- **TASK INSTRUCTIONS**
Print all of the data exactly, with no line missing.
DATA EXTRACTS Start Marker
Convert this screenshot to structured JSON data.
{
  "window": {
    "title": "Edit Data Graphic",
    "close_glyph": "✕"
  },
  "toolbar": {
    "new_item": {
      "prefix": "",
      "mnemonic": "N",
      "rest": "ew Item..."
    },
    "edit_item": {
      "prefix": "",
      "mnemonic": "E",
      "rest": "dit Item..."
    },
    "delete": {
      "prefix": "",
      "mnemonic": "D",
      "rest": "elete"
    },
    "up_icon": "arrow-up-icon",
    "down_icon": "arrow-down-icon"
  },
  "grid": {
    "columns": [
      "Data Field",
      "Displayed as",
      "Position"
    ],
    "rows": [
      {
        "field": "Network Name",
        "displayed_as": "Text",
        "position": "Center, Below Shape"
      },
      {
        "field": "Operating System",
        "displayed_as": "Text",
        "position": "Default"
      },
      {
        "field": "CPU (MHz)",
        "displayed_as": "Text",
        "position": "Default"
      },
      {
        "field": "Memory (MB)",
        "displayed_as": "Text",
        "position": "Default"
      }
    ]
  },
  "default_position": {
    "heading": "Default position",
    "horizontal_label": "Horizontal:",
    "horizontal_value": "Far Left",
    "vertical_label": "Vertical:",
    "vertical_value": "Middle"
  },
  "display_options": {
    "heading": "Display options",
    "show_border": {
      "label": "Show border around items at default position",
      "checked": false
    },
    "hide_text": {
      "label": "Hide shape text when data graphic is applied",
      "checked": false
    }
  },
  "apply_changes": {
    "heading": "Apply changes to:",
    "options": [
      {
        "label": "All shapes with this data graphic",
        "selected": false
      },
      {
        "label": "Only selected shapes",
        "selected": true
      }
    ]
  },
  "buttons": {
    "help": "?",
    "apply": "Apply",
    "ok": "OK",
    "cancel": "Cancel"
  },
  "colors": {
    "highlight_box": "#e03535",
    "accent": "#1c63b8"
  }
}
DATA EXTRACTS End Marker
- **YOUR SOLUTION**
Convert this screenshot to structured JSON data.
{
  "window": {
    "title": "Edit Data Graphic",
    "close_glyph": "✕"
  },
  "toolbar": {
    "new_item": {
      "prefix": "",
      "mnemonic": "N",
      "rest": "ew Item..."
    },
    "edit_item": {
      "prefix": "",
      "mnemonic": "E",
      "rest": "dit Item..."
    },
    "delete": {
      "prefix": "",
      "mnemonic": "D",
      "rest": "elete"
    },
    "up_icon": "arrow-up-icon",
    "down_icon": "arrow-down-icon"
  },
  "grid": {
    "columns": [
      "Data Field",
      "Displayed as",
      "Position"
    ],
    "rows": [
      {
        "field": "Network Name",
        "displayed_as": "Text",
        "position": "Center, Below Shape"
      },
      {
        "field": "Operating System",
        "displayed_as": "Text",
        "position": "Default"
      },
      {
        "field": "CPU (MHz)",
        "displayed_as": "Text",
        "position": "Default"
      },
      {
        "field": "Memory (MB)",
        "displayed_as": "Text",
        "position": "Default"
      }
    ]
  },
  "default_position": {
    "heading": "Default position",
    "horizontal_label": "Horizontal:",
    "horizontal_value": "Far Left",
    "vertical_label": "Vertical:",
    "vertical_value": "Middle"
  },
  "display_options": {
    "heading": "Display options",
    "show_border": {
      "label": "Show border around items at default position",
      "checked": false
    },
    "hide_text": {
      "label": "Hide shape text when data graphic is applied",
      "checked": false
    }
  },
  "apply_changes": {
    "heading": "Apply changes to:",
    "options": [
      {
        "label": "All shapes with this data graphic",
        "selected": false
      },
      {
        "label": "Only selected shapes",
        "selected": true
      }
    ]
  },
  "buttons": {
    "help": "?",
    "apply": "Apply",
    "ok": "OK",
    "cancel": "Cancel"
  },
  "colors": {
    "highlight_box": "#e03535",
    "accent": "#1c63b8"
  }
}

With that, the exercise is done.